The Crimes (who was killed and who did the killing):
Was there a contriver or instigator in this crime, and if so, who?
What kind of murder is this?
According to Huangs Manual, what punishment would Chao-S get?
According to Huangs Manual, what punishment would Chao-M get?
According to Huangs Manual, what punishment would Tang-S get?
According to the substatute mentioned in the case above, what are the punishments for Chao-S and Chao-M, since Tang-S died in prison?
1. Comparing murder charges and punishments (10%):
d. What is the penalty for killing with intent?
e. What is the penalty for giving the death blow in an affray?
f. Which penalty is considered worse in Qing China, and why?
1. Pick a case from the 3 cases we analyzed in Bodde and Morris, or the Woman Wang case from Huangs Manual for Magistrates, and answer the following questions (up to 15%):
g. Briefly summarize the case, including the parties, facts, and purported crime.
h. Briefly explain the law that is applicable to the case that you have chosen. Remember that the applicable substatute (li) will probably be summarized in Bodde and Morris, while the statute (l) will be referenced in Bodde and Morris to a different translation from the one we used. You might find the statute in the Qing Code materials on BB or in my White Binder (in the English Department mailroom).

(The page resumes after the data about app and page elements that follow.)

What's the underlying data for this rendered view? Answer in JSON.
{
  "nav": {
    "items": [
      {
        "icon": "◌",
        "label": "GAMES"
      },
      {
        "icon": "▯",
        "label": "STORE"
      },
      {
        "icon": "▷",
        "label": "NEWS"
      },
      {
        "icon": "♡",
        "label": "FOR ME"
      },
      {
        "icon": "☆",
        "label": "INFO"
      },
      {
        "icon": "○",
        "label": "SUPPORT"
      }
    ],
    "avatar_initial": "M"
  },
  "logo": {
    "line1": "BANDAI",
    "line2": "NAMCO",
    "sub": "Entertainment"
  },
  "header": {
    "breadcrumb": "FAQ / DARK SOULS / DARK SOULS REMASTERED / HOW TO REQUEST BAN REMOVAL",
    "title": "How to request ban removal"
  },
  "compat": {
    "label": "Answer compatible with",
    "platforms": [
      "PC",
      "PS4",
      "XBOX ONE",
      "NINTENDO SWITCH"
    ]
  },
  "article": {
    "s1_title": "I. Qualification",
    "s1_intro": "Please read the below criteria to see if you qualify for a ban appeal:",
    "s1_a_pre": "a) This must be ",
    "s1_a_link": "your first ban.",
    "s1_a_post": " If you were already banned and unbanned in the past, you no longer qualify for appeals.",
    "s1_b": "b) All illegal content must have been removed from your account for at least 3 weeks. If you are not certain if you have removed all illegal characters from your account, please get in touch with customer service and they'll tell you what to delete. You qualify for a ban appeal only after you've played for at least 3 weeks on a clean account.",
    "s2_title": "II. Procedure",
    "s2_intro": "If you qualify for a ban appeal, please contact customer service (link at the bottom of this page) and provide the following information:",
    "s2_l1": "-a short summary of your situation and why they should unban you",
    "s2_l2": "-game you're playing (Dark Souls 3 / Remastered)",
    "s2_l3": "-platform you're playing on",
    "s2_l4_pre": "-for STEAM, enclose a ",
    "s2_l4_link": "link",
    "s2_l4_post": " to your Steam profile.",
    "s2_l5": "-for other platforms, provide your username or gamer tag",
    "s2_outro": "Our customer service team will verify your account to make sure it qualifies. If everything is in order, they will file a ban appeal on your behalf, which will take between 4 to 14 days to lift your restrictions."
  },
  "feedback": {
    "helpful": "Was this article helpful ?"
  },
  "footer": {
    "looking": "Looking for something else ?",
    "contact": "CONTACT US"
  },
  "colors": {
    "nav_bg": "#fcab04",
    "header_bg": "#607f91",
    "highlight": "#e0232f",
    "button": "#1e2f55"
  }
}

i. In what way does the outcome of the Qing case differ from your understanding of the principles of American justice or law, and in what way is it similar? Use specific examples or quotations. Generalities (such as Qing law is Confucian) are not acceptable for credit.
please within 2 pages those questions answer shortly